Where in the data below does the word "badge" appear? Copy each line that holds it.

(SOURCE INFORMATION begins)

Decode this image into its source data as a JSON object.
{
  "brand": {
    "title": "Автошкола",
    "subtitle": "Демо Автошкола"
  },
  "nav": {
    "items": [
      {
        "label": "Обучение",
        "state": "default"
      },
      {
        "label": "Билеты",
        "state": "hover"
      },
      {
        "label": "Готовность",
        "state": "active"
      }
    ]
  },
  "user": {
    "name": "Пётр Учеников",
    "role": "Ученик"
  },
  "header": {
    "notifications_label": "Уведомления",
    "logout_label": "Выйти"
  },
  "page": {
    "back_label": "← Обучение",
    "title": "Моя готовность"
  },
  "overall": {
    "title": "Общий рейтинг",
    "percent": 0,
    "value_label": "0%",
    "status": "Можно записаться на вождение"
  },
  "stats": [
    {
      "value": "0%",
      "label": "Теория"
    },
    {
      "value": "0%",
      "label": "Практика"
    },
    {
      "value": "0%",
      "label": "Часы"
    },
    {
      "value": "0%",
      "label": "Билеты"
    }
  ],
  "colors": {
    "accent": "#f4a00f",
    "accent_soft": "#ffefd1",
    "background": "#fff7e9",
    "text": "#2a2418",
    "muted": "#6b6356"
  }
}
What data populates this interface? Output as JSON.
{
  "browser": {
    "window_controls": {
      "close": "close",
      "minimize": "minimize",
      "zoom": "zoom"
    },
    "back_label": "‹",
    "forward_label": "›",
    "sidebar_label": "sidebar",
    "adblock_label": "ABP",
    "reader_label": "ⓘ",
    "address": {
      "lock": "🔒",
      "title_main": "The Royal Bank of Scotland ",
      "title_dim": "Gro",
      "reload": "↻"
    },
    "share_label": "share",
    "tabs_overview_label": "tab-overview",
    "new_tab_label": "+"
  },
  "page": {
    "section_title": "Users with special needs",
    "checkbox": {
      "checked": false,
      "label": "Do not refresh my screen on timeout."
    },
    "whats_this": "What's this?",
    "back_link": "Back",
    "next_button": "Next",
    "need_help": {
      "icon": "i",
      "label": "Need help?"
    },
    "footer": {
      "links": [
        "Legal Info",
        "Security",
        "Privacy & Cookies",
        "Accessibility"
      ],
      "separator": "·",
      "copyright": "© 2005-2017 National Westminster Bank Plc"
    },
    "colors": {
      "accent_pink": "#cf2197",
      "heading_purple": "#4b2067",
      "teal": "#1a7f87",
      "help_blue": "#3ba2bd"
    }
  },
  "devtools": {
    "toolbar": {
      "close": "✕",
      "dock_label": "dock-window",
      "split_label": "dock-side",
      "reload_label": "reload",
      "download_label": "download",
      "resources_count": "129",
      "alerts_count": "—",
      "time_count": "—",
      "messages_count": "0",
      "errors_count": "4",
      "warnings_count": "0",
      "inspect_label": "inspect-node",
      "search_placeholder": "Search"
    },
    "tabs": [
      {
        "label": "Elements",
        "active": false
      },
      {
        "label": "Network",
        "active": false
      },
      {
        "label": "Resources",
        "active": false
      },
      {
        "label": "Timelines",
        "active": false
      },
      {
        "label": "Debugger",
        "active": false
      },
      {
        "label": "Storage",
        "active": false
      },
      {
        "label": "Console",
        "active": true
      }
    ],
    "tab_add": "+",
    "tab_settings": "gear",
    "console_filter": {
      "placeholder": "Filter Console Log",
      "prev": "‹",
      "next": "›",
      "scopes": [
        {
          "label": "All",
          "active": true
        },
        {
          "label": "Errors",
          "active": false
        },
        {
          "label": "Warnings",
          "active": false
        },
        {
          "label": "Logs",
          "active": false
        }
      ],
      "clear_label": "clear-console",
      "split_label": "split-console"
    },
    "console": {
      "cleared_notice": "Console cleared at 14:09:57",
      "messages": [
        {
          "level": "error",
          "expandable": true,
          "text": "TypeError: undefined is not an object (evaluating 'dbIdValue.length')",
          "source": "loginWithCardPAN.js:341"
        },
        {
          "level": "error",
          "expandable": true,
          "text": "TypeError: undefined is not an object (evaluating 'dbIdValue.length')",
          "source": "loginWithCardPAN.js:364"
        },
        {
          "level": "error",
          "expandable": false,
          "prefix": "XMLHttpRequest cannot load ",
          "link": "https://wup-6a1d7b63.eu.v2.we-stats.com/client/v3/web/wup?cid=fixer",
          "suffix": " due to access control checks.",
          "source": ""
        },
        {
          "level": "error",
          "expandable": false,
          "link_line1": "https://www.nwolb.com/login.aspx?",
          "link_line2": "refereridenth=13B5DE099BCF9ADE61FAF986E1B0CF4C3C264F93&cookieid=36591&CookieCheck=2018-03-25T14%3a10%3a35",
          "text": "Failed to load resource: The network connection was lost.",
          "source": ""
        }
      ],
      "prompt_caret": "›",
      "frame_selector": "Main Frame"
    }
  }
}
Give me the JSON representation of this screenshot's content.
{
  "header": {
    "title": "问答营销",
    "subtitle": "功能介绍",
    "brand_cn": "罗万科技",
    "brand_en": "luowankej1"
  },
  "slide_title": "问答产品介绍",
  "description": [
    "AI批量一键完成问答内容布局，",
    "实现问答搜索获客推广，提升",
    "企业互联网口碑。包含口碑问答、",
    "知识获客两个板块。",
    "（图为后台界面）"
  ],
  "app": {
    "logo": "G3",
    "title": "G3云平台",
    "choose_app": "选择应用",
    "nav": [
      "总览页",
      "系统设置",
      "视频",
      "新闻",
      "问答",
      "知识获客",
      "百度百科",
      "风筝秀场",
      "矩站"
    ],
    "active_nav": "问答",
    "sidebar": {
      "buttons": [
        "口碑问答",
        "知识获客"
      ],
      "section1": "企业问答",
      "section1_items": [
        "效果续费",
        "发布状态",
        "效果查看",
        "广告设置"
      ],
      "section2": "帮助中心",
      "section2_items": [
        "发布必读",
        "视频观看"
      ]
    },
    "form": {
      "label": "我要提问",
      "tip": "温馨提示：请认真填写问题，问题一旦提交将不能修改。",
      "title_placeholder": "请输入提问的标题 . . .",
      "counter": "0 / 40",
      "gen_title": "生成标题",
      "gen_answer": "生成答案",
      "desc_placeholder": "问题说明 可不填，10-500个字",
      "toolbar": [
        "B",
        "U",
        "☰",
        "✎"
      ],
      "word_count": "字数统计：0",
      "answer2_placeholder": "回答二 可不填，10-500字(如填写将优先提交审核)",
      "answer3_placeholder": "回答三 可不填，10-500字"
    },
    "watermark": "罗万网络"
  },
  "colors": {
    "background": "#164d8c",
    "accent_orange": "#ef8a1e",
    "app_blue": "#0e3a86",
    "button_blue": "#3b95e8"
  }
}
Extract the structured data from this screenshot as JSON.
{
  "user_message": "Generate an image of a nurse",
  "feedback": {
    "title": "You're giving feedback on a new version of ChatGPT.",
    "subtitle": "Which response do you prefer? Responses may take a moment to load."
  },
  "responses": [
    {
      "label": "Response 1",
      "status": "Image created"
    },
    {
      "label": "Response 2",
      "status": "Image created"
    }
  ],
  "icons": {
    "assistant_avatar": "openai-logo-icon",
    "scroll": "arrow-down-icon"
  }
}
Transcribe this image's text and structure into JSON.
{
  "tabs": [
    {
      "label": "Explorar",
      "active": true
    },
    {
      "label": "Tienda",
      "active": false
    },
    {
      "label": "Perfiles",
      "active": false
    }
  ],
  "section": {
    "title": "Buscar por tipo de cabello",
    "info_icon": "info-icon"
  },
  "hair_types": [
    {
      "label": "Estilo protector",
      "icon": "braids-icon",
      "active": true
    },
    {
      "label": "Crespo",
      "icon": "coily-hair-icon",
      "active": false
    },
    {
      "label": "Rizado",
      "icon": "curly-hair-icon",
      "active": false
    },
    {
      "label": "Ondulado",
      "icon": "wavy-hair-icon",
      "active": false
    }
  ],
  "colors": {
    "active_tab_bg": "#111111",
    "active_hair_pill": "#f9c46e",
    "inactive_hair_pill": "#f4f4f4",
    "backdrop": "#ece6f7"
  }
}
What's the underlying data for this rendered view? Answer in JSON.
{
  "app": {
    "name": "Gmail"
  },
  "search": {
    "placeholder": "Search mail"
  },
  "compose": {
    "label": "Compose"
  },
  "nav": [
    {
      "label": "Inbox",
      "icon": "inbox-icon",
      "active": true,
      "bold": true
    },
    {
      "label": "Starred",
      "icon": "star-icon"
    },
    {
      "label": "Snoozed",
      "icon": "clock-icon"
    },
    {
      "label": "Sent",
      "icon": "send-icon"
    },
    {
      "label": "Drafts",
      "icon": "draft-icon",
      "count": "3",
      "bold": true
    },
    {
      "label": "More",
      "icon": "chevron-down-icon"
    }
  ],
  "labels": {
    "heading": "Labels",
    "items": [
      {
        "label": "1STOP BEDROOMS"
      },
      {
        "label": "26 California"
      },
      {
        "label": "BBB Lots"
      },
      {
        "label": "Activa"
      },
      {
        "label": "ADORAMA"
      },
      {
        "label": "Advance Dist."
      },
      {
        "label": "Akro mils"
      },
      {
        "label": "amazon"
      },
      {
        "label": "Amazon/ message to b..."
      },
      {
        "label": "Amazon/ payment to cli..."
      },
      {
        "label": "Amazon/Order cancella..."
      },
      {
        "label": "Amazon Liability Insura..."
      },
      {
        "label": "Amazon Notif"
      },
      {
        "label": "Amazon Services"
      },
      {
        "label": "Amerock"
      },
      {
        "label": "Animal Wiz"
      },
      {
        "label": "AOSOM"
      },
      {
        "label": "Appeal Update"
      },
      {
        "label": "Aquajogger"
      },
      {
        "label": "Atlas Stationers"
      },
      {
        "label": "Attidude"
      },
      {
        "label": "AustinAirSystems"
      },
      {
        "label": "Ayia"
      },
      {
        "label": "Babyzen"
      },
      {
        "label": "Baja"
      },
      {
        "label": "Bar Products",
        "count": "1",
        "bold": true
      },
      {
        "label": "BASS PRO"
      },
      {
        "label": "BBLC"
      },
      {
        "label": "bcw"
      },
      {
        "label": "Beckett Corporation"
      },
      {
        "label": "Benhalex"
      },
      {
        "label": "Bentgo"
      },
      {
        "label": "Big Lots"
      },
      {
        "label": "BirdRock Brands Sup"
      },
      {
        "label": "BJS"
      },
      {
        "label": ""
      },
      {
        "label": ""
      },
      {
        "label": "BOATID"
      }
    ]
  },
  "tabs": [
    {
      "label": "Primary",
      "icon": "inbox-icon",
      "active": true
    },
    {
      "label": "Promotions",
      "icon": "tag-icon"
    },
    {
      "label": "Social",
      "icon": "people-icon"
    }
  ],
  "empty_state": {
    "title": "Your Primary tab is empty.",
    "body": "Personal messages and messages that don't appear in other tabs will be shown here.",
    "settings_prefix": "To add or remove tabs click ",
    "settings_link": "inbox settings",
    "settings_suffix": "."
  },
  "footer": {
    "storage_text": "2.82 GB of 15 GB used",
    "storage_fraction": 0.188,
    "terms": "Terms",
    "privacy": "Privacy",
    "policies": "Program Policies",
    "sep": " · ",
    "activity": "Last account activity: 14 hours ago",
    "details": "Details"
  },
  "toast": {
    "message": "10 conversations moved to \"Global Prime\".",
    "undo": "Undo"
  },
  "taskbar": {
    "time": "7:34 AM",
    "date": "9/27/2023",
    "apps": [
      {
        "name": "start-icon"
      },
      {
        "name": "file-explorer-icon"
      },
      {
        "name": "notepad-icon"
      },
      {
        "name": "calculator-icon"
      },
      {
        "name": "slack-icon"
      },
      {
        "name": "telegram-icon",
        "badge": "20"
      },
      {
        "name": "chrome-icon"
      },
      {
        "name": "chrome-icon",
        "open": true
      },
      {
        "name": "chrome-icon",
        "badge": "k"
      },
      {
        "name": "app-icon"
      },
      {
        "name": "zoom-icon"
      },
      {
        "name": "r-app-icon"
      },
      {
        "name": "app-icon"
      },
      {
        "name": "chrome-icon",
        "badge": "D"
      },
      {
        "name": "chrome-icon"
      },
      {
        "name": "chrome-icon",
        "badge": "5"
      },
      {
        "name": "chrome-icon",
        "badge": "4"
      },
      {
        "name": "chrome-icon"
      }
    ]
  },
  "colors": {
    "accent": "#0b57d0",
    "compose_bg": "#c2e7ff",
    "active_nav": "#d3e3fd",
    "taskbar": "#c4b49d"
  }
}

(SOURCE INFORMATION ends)

▶ _SOLUTION FOR THIS EXERCISE_
        "badge": "20"
        "badge": "k"
        "badge": "D"
        "badge": "5"
        "badge": "4"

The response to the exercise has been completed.